How the economy is affecting library services

A report from the 2009 ALA-APA Salary Survey

Each year, a set of timely questions are a feature of the ALA-APA Salary Survey: Librarian—Public and Academic.  In 2009, the responding staff was asked about the direction and percentage of impact the economy has had on library activities.  Of the 1,179 libraries (701 public and 478 academic) who responded to the salary survey overall, we thank the 459 (65.5 percent) public library and 164 (34.3 percent) academic library staff who took the time to answer this question and provide detail on the services and audiences.  When this article refers to staff, it means the director or human resources staff member who responded to the survey and supplied salary data for librarians on behalf of the institution.

Has the current economic downtown resulted in changes in library services?

Services are on the increase in public libraries, but on the decrease in academic libraries.  Interestingly, the percentages are almost equally reversed.  Fifty-seven percent of public libraries are increasing library services, and the same percentage of academic libraries are decreasing library services.
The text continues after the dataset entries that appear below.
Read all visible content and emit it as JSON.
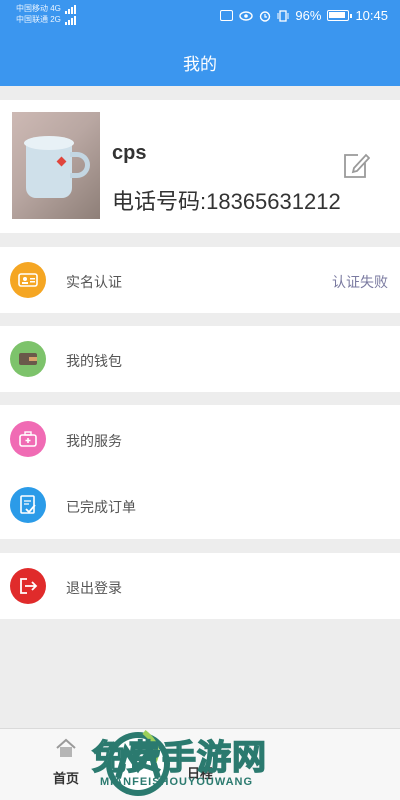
{
  "status_bar": {
    "carrier1": "中国移动",
    "carrier1_net": "4G",
    "carrier2": "中国联通",
    "carrier2_net": "2G",
    "battery": "96%",
    "time": "10:45"
  },
  "header": {
    "title": "我的"
  },
  "profile": {
    "username": "cps",
    "phone": "电话号码:18365631212"
  },
  "menu": {
    "verify": {
      "label": "实名认证",
      "value": "认证失败",
      "icon": "id-card-icon",
      "color": "#f5a623"
    },
    "wallet": {
      "label": "我的钱包",
      "icon": "wallet-icon",
      "color": "#7dc36b"
    },
    "services": {
      "label": "我的服务",
      "icon": "briefcase-icon",
      "color": "#f06bb4"
    },
    "orders": {
      "label": "已完成订单",
      "icon": "checklist-icon",
      "color": "#2b9be8"
    },
    "logout": {
      "label": "退出登录",
      "icon": "exit-icon",
      "color": "#e02b2b"
    }
  },
  "nav": {
    "home": "首页",
    "schedule": "日程"
  },
  "watermark": {
    "title": "免费手游网",
    "subtitle": "MIANFEISHOUYOUWANG"
  }
}
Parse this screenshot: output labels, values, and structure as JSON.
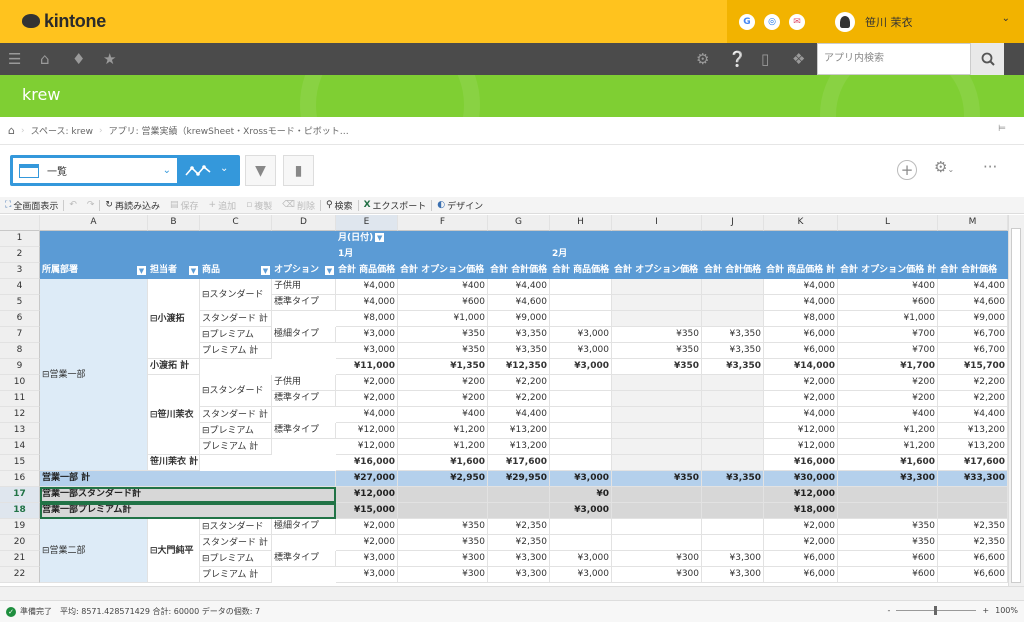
{
  "top": {
    "logo": "kintone",
    "user_name": "笹川 茉衣",
    "apps": [
      {
        "icon": "google-icon",
        "text": "G"
      },
      {
        "icon": "chrome-icon",
        "text": "◎"
      },
      {
        "icon": "mail-icon",
        "text": "✉"
      }
    ]
  },
  "nav": {
    "search_placeholder": "アプリ内検索"
  },
  "app": {
    "title": "krew"
  },
  "breadcrumb": {
    "space": "スペース: krew",
    "app": "アプリ: 営業実績（krewSheet・Xrossモード・ピボット…"
  },
  "view": {
    "name": "一覧"
  },
  "ktool": {
    "fullscreen": "全画面表示",
    "reload": "再読み込み",
    "save": "保存",
    "add": "追加",
    "copy": "複製",
    "delete": "削除",
    "search": "検索",
    "export": "エクスポート",
    "design": "デザイン"
  },
  "grid": {
    "col_letters": [
      "A",
      "B",
      "C",
      "D",
      "E",
      "F",
      "G",
      "H",
      "I",
      "J",
      "K",
      "L",
      "M"
    ],
    "row_numbers": [
      "1",
      "2",
      "3",
      "4",
      "5",
      "6",
      "7",
      "8",
      "9",
      "10",
      "11",
      "12",
      "13",
      "14",
      "15",
      "16",
      "17",
      "18",
      "19",
      "20",
      "21",
      "22"
    ],
    "month_field": "月(日付)",
    "month1": "1月",
    "month2": "2月",
    "headers": {
      "dept": "所属部署",
      "person": "担当者",
      "product": "商品",
      "option": "オプション",
      "sum_price": "合計 商品価格",
      "sum_opt": "合計 オプション価格",
      "sum_total": "合計 合計価格",
      "grand_price": "合計 商品価格 計",
      "grand_opt": "合計 オプション価格 計",
      "grand_total": "合計 合計価格"
    },
    "dept1": "⊟営業一部",
    "dept2": "⊟営業二部",
    "p1": "⊟小渡拓",
    "p1_total": "小渡拓 計",
    "p2": "⊟笹川茉衣",
    "p2_total": "笹川茉衣 計",
    "p3": "⊟大門純平",
    "std": "⊟スタンダード",
    "std_total": "スタンダード 計",
    "prem": "⊟プレミアム",
    "prem_total": "プレミアム 計",
    "opt_kids": "子供用",
    "opt_std": "標準タイプ",
    "opt_slim": "極細タイプ",
    "dept1_total": "営業一部 計",
    "dept1_std_total": "営業一部スタンダード計",
    "dept1_prem_total": "営業一部プレミアム計",
    "rows": {
      "r4": [
        "¥4,000",
        "¥400",
        "¥4,400",
        "",
        "",
        "",
        "¥4,000",
        "¥400",
        "¥4,400"
      ],
      "r5": [
        "¥4,000",
        "¥600",
        "¥4,600",
        "",
        "",
        "",
        "¥4,000",
        "¥600",
        "¥4,600"
      ],
      "r6": [
        "¥8,000",
        "¥1,000",
        "¥9,000",
        "",
        "",
        "",
        "¥8,000",
        "¥1,000",
        "¥9,000"
      ],
      "r7": [
        "¥3,000",
        "¥350",
        "¥3,350",
        "¥3,000",
        "¥350",
        "¥3,350",
        "¥6,000",
        "¥700",
        "¥6,700"
      ],
      "r8": [
        "¥3,000",
        "¥350",
        "¥3,350",
        "¥3,000",
        "¥350",
        "¥3,350",
        "¥6,000",
        "¥700",
        "¥6,700"
      ],
      "r9": [
        "¥11,000",
        "¥1,350",
        "¥12,350",
        "¥3,000",
        "¥350",
        "¥3,350",
        "¥14,000",
        "¥1,700",
        "¥15,700"
      ],
      "r10": [
        "¥2,000",
        "¥200",
        "¥2,200",
        "",
        "",
        "",
        "¥2,000",
        "¥200",
        "¥2,200"
      ],
      "r11": [
        "¥2,000",
        "¥200",
        "¥2,200",
        "",
        "",
        "",
        "¥2,000",
        "¥200",
        "¥2,200"
      ],
      "r12": [
        "¥4,000",
        "¥400",
        "¥4,400",
        "",
        "",
        "",
        "¥4,000",
        "¥400",
        "¥4,400"
      ],
      "r13": [
        "¥12,000",
        "¥1,200",
        "¥13,200",
        "",
        "",
        "",
        "¥12,000",
        "¥1,200",
        "¥13,200"
      ],
      "r14": [
        "¥12,000",
        "¥1,200",
        "¥13,200",
        "",
        "",
        "",
        "¥12,000",
        "¥1,200",
        "¥13,200"
      ],
      "r15": [
        "¥16,000",
        "¥1,600",
        "¥17,600",
        "",
        "",
        "",
        "¥16,000",
        "¥1,600",
        "¥17,600"
      ],
      "r16": [
        "¥27,000",
        "¥2,950",
        "¥29,950",
        "¥3,000",
        "¥350",
        "¥3,350",
        "¥30,000",
        "¥3,300",
        "¥33,300"
      ],
      "r17": [
        "¥12,000",
        "",
        "",
        "¥0",
        "",
        "",
        "¥12,000",
        "",
        ""
      ],
      "r18": [
        "¥15,000",
        "",
        "",
        "¥3,000",
        "",
        "",
        "¥18,000",
        "",
        ""
      ],
      "r19": [
        "¥2,000",
        "¥350",
        "¥2,350",
        "",
        "",
        "",
        "¥2,000",
        "¥350",
        "¥2,350"
      ],
      "r20": [
        "¥2,000",
        "¥350",
        "¥2,350",
        "",
        "",
        "",
        "¥2,000",
        "¥350",
        "¥2,350"
      ],
      "r21": [
        "¥3,000",
        "¥300",
        "¥3,300",
        "¥3,000",
        "¥300",
        "¥3,300",
        "¥6,000",
        "¥600",
        "¥6,600"
      ],
      "r22": [
        "¥3,000",
        "¥300",
        "¥3,300",
        "¥3,000",
        "¥300",
        "¥3,300",
        "¥6,000",
        "¥600",
        "¥6,600"
      ]
    }
  },
  "status": {
    "ready": "準備完了",
    "stats": "平均: 8571.428571429 合計: 60000 データの個数: 7",
    "zoom": "100%",
    "minus": "-",
    "plus": "+"
  }
}
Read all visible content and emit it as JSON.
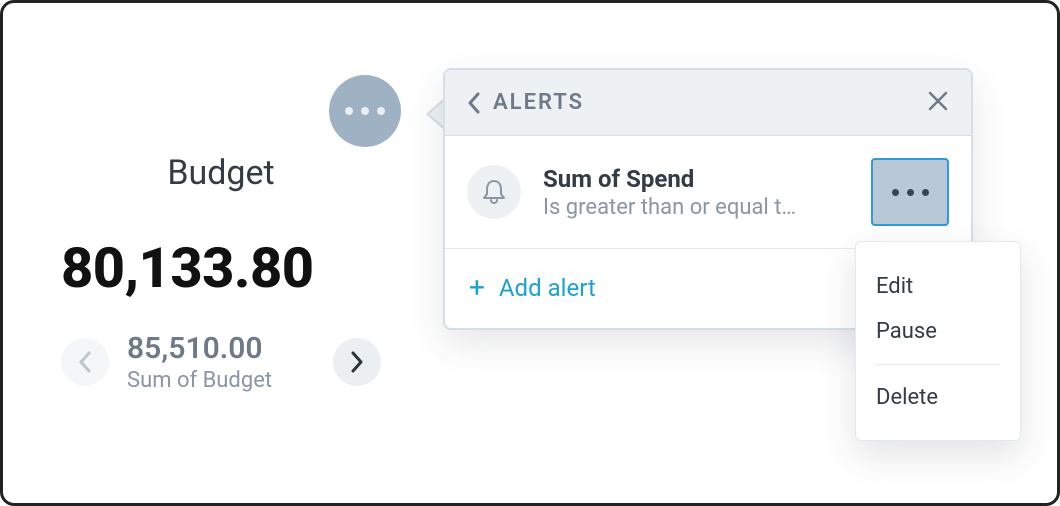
{
  "budget": {
    "title": "Budget",
    "value": "80,133.80",
    "secondary_value": "85,510.00",
    "secondary_label": "Sum of Budget"
  },
  "popover": {
    "title": "ALERTS",
    "alert": {
      "title": "Sum of Spend",
      "condition": "Is greater than or equal t…"
    },
    "add_label": "Add alert"
  },
  "menu": {
    "edit": "Edit",
    "pause": "Pause",
    "delete": "Delete"
  },
  "colors": {
    "accent": "#1da1d2",
    "muted": "#8a96a3"
  }
}
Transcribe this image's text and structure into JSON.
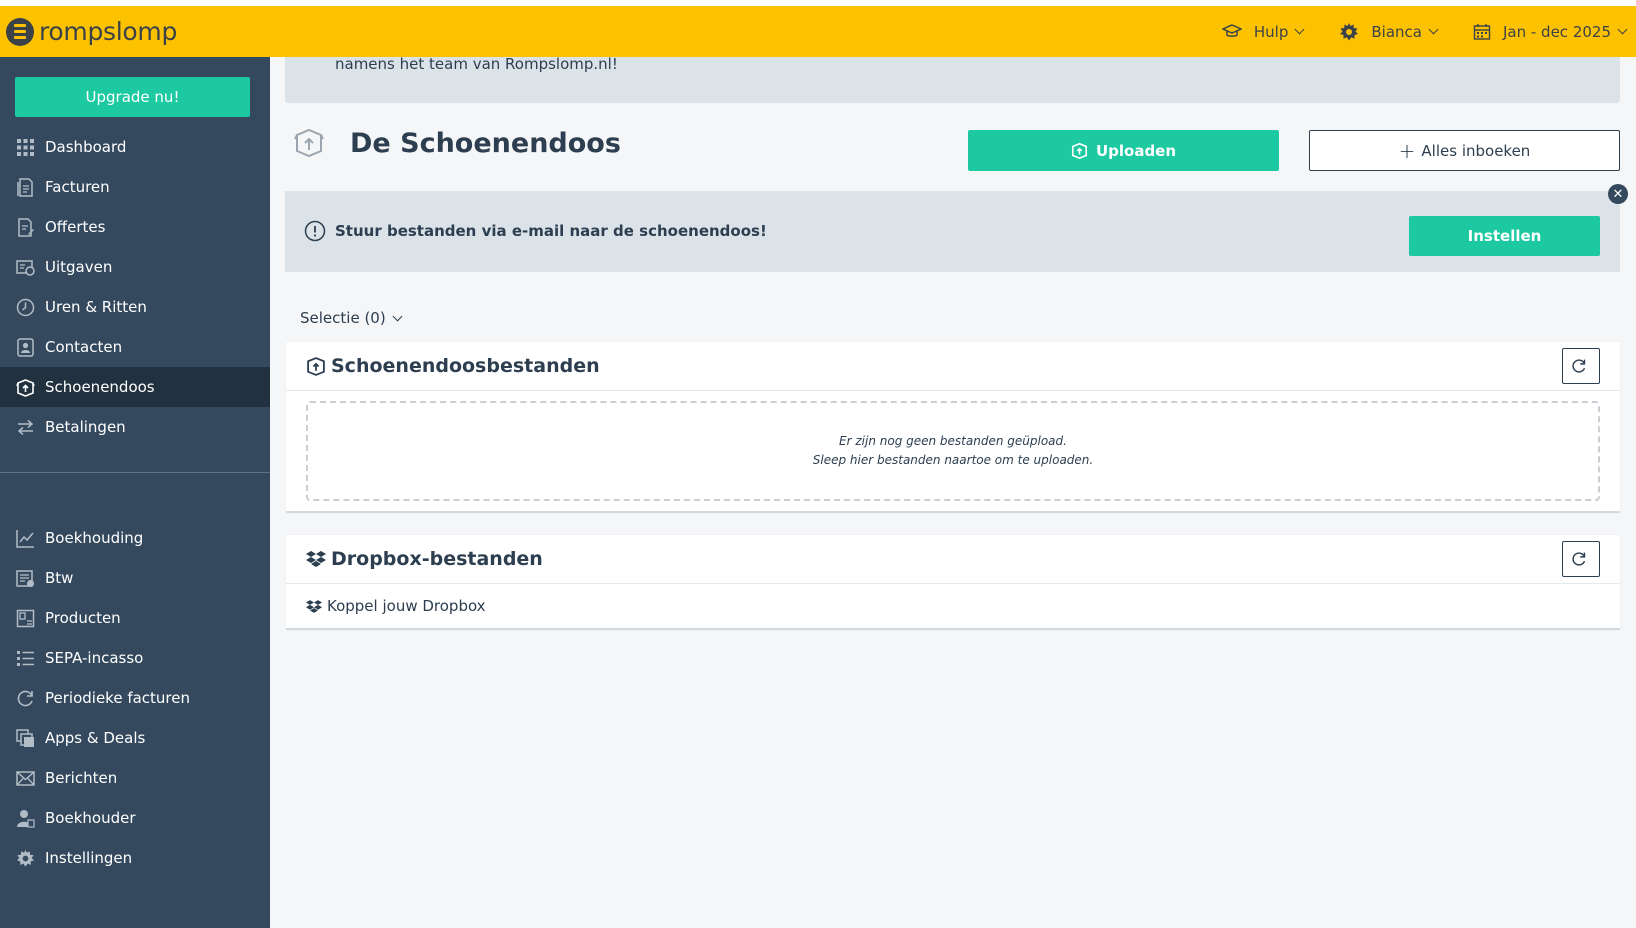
{
  "app": {
    "logo_text": "rompslomp"
  },
  "topnav": {
    "help_label": "Hulp",
    "user_label": "Bianca",
    "period_label": "Jan - dec 2025"
  },
  "sidebar": {
    "upgrade_label": "Upgrade nu!",
    "items_primary": [
      {
        "label": "Dashboard",
        "icon": "grid-icon"
      },
      {
        "label": "Facturen",
        "icon": "invoice-icon"
      },
      {
        "label": "Offertes",
        "icon": "quote-icon"
      },
      {
        "label": "Uitgaven",
        "icon": "expenses-icon"
      },
      {
        "label": "Uren & Ritten",
        "icon": "clock-icon"
      },
      {
        "label": "Contacten",
        "icon": "contact-icon"
      },
      {
        "label": "Schoenendoos",
        "icon": "shoebox-icon",
        "active": true
      },
      {
        "label": "Betalingen",
        "icon": "transfer-icon"
      }
    ],
    "items_secondary": [
      {
        "label": "Boekhouding",
        "icon": "chart-icon"
      },
      {
        "label": "Btw",
        "icon": "tax-icon"
      },
      {
        "label": "Producten",
        "icon": "product-icon"
      },
      {
        "label": "SEPA-incasso",
        "icon": "list-icon"
      },
      {
        "label": "Periodieke facturen",
        "icon": "refresh-icon"
      },
      {
        "label": "Apps & Deals",
        "icon": "apps-icon"
      },
      {
        "label": "Berichten",
        "icon": "mail-icon"
      },
      {
        "label": "Boekhouder",
        "icon": "accountant-icon"
      },
      {
        "label": "Instellingen",
        "icon": "gear-icon"
      }
    ]
  },
  "main": {
    "banner_text": "namens het team van Rompslomp.nl!",
    "page_title": "De Schoenendoos",
    "upload_label": "Uploaden",
    "book_all_label": "Alles inboeken",
    "email_notice": "Stuur bestanden via e-mail naar de schoenendoos!",
    "instellen_label": "Instellen",
    "close_symbol": "✕",
    "selectie_label": "Selectie (0)",
    "shoebox_files": {
      "title": "Schoenendoosbestanden",
      "empty_line1": "Er zijn nog geen bestanden geüpload.",
      "empty_line2": "Sleep hier bestanden naartoe om te uploaden."
    },
    "dropbox_files": {
      "title": "Dropbox-bestanden",
      "connect_label": "Koppel jouw Dropbox"
    }
  },
  "colors": {
    "topbar": "#fcc200",
    "sidebar": "#34495e",
    "sidebar_active": "#22313f",
    "accent": "#1cc9a1",
    "info_box": "#dce3e8"
  }
}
In public libraries, the audiences served by increased services are job seekers and the unemployed, Latinos, adults, pre-schoolers and youth, the homeless (“those without permanent addresses”) and seniors.  The services that are being added are assistance with online applications, computer classes, government assistance, and foreclosure workshops.  Students, graduate and distance education, were the focus for academic library increases in service.  They are also tuning in to the community or what one called “public taxpayers.”

The decrease in services cited most often by public libraries is adult programming.  Hours are being reduced and internet usage is being limited.  Cuts are being made to outreach to daycares, nursing homes and schools.  One library instituted a voluntary hiring freeze.  Academic libraries are primarily utilizing shorter hours to save on costs.

Has the current economic downturn resulted in changes in library services?

Public Academic
% of Libraries # of Libraries % of Libraries # of Libraries
Increase of library services 57.7% 265 29.3% 48
Decrease of library services 28.8% 132 57.9% 95
Library services increased to particular audiences 26.1% 120 14.6% 24
Library services decreased to particular audiences 5.9% 27 9.1% 15

The nation’s libraries are being forced to acknowledge and react to a lagging economy, yet they continue to shift and monitor their ability to serve their communities, increasing services to fulfill their missions even when resources are stretched tightly.